The Toronto Blue Jays have plenty of offense in their lineup, and with Mark Buehrle, Josh Johnson and R.A. Dickey added this offseason, it's clear that pitching was a top priority this offseason.
One arm they hope they can count on is Ricky Romero, who had a rough 2012 after coming off an All-Star campaign just a year earlier.
Even if he is back to form this season, it may not be enough to stay in Toronto, as the team suddenly has a boatload of depth in the rotation and could opt to move him for help once any other needs are identified.
Jason Miller/Getty Images
In somewhat of a surprising move last winter, the Chicago White Sox signed pitcher John Danks to an extension, ensuring his place in the rotation for years to come.
This offseason, they re-signed Jake Peavy to a two-year contract extension. With that move, as well as the addition of rising star Chris Sale to the rotation from the bullpen, Gavin Floyd became expendable for Chicago.
He'll be entering free agency next offseason and, if he's able to put up a contract-year type of season, may not sign for a number the White Sox will agree to, instead forcing them to make a move rather than losing him outright after the season.
Marc Serota/Getty Images
In bringing John Buck over from the Toronto Blue Jays this offseason, the New York Mets have a player that will without a doubt be able to start at backstop from day one.
The question is how long he will be there.
The team also brought over top catching prospect Travis d'Arnaud from Toronto, and with him set to see time in the bigs this season, Buck's departure wouldn't be the biggest surprise.
Marilyn Indahl/Getty Images
Finally showing signs of getting healthy in 2012, Justin Morneau looked more like his old self last year at Target Field, going 19 times in 134 games while batting 40 points higher than he did in 2011.
He's entering the final season of a six-year, $80 million deal, and while the Twins would love to keep him and Joe Mauer together, they also have a number of viable first base options, including Chris Parmelee and Mauer himself, who played 30 games at the position last season.
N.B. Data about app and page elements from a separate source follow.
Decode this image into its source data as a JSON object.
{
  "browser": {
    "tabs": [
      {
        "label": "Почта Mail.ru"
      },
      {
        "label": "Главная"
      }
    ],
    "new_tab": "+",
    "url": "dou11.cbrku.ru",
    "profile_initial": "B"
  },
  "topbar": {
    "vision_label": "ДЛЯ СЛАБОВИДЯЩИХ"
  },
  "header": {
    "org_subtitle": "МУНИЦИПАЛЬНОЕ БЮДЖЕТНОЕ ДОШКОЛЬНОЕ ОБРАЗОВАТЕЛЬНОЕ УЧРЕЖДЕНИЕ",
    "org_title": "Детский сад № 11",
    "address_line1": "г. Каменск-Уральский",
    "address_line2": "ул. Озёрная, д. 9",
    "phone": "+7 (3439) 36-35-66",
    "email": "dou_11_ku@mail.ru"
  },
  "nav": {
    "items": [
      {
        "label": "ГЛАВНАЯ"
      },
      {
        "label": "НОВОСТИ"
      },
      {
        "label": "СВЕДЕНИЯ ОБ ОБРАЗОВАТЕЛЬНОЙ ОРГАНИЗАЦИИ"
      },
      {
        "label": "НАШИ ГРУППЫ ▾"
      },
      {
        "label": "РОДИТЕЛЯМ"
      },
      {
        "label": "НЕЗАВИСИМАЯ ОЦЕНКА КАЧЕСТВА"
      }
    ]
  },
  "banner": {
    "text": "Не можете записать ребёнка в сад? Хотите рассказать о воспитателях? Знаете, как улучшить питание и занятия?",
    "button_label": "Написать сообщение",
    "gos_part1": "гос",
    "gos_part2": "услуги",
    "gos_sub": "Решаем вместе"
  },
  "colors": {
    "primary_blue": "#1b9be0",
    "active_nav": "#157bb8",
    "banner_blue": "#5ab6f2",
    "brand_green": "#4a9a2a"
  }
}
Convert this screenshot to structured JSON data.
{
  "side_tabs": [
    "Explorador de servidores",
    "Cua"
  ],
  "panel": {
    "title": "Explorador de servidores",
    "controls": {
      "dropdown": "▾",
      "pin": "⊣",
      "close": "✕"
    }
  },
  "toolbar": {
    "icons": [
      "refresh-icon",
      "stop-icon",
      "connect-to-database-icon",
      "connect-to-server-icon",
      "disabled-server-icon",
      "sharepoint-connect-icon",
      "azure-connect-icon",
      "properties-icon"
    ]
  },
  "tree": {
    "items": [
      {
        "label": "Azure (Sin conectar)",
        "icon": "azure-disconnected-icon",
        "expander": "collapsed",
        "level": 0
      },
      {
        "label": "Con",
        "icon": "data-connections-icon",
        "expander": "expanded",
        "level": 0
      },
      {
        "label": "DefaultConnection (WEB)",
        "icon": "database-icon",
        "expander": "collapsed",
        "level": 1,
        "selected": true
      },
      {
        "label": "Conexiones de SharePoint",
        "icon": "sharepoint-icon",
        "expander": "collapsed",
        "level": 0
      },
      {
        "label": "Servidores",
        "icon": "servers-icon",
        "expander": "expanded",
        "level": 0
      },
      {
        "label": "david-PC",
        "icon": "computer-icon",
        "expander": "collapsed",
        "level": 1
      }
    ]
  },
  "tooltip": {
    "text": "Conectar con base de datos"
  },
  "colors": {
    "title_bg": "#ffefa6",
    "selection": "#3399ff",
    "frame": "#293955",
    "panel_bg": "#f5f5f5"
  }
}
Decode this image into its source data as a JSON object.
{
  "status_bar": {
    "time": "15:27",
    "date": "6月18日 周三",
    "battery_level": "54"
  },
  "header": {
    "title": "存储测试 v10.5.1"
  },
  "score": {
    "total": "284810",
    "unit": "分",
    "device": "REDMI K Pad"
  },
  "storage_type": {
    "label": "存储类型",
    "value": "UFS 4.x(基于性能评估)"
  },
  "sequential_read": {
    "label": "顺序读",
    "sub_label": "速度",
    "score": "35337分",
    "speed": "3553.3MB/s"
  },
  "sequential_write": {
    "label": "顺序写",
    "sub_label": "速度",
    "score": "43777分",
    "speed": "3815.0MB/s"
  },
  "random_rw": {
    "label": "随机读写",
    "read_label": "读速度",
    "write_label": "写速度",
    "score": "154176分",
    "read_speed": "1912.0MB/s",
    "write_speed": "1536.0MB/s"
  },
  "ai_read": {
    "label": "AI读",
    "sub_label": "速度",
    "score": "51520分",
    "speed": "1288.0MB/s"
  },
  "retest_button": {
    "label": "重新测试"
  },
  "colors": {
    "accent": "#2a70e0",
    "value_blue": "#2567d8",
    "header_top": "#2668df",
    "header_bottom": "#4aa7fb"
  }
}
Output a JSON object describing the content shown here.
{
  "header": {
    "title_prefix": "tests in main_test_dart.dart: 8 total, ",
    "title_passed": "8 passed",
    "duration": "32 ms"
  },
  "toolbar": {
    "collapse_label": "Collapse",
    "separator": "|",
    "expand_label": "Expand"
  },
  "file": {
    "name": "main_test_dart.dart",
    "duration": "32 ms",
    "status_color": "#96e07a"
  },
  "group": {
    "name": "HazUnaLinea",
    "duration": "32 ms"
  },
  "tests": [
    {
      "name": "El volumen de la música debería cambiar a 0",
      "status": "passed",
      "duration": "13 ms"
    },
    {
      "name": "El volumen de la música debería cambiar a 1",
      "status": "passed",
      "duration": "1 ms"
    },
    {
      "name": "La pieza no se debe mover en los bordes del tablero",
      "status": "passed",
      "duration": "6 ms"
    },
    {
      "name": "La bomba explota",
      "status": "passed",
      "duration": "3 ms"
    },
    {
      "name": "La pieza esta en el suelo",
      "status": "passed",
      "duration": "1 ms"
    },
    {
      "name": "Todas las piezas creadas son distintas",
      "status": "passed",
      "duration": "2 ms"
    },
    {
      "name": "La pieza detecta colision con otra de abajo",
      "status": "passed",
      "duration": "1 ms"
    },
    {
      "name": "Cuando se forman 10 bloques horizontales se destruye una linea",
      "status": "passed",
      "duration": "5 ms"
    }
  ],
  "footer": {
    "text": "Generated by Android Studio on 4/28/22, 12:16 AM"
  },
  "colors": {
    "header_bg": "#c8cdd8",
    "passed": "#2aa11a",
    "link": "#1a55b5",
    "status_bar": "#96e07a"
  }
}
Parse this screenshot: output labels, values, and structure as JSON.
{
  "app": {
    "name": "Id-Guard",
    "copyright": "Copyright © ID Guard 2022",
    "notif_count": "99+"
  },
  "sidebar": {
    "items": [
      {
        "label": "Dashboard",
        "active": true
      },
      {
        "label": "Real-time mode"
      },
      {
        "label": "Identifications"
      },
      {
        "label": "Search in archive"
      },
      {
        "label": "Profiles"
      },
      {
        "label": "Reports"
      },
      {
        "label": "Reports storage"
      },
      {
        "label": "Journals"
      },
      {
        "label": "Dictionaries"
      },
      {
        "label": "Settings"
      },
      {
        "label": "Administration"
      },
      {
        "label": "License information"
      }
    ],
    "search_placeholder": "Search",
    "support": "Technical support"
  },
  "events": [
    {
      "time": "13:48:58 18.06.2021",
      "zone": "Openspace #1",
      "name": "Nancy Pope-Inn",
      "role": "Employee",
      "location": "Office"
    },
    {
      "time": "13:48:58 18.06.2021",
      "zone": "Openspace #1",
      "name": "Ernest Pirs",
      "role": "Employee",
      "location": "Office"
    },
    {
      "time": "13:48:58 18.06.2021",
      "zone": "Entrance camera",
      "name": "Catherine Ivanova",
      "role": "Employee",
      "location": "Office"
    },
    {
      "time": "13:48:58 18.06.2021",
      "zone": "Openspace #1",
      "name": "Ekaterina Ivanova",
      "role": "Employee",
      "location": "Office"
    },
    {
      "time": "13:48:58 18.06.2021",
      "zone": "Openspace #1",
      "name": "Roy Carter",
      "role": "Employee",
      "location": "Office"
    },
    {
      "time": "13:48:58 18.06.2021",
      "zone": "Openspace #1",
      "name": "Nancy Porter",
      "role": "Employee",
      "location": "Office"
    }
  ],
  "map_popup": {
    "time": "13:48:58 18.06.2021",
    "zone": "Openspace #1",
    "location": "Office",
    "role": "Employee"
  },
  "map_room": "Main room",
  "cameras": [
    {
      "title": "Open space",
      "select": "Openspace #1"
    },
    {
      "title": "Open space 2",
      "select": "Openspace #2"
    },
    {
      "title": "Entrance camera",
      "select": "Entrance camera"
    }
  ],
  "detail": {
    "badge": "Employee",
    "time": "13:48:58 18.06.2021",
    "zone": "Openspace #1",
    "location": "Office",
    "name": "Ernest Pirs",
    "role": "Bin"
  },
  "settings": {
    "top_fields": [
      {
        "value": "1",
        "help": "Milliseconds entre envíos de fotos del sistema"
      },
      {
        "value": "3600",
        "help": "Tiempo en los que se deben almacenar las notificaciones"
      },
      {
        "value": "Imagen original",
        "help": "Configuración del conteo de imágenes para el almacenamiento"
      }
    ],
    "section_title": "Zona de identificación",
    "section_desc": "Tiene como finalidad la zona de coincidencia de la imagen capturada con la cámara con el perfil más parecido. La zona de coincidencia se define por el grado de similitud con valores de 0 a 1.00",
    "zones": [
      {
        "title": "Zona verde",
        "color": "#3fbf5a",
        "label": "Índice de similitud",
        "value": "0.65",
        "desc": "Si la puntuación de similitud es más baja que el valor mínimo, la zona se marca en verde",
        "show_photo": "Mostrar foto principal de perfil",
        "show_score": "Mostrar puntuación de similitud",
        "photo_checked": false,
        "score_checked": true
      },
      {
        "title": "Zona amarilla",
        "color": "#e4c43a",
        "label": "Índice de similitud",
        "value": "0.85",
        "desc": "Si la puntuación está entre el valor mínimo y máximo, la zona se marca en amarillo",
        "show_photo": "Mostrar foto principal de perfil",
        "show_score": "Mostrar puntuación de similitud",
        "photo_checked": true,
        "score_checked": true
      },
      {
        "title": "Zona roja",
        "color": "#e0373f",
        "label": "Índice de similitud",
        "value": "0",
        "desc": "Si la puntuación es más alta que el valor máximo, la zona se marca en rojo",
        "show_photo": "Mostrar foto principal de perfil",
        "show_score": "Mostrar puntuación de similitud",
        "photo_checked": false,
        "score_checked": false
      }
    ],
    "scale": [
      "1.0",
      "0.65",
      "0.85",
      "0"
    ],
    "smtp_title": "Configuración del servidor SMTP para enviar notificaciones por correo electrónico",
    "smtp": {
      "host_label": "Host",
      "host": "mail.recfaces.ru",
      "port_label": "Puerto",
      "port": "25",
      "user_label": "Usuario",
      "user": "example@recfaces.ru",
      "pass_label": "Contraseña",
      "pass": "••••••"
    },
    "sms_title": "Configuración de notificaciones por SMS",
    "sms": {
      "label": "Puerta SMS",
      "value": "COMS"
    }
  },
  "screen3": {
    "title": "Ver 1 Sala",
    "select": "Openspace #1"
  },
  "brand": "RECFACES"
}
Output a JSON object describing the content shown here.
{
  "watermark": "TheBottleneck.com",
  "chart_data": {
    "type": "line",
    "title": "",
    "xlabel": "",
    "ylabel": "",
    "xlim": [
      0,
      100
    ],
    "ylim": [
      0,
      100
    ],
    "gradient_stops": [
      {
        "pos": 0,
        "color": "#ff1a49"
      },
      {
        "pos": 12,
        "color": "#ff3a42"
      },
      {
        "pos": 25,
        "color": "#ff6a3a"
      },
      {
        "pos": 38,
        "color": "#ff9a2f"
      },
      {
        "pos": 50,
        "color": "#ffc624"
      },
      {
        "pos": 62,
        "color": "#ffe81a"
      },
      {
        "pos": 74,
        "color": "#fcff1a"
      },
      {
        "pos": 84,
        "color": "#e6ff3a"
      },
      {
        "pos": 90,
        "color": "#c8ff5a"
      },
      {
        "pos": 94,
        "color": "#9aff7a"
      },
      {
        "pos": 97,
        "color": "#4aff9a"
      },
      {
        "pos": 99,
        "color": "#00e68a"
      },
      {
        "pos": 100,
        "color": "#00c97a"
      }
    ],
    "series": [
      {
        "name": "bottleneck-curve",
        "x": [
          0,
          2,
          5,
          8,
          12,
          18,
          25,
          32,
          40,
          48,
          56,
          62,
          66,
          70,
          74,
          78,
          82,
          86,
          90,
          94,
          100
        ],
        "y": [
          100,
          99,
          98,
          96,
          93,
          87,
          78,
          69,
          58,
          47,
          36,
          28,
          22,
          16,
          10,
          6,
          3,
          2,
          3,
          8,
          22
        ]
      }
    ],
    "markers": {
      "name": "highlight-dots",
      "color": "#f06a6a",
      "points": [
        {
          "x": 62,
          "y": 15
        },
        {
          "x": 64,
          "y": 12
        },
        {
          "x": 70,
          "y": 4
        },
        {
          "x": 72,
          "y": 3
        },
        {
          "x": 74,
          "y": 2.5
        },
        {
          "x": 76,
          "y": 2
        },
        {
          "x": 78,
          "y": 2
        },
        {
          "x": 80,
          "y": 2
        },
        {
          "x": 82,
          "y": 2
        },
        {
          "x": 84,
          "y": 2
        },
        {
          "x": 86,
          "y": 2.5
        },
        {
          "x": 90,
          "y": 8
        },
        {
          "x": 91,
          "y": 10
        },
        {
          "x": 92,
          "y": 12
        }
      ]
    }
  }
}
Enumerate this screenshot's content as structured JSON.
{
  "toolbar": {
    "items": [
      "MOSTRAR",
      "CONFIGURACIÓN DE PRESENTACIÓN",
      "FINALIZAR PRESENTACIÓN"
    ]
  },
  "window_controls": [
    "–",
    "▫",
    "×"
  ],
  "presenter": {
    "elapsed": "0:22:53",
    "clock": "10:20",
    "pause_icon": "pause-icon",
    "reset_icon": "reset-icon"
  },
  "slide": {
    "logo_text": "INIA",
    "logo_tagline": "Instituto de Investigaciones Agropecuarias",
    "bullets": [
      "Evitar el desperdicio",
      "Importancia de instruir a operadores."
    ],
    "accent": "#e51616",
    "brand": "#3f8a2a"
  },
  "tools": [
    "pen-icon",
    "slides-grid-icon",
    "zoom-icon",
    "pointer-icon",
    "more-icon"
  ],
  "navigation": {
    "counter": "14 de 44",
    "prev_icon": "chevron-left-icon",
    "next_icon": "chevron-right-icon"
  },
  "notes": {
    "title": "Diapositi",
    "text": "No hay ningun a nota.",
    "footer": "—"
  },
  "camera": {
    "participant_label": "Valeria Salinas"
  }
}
Morneau drew some interest last summer from teams like the Boston Red Sox and Los Angeles Dodgers, and if he continues to improve heading through spring training into the season, Twins general manager Terry Ryan's phone will likely be ringing again.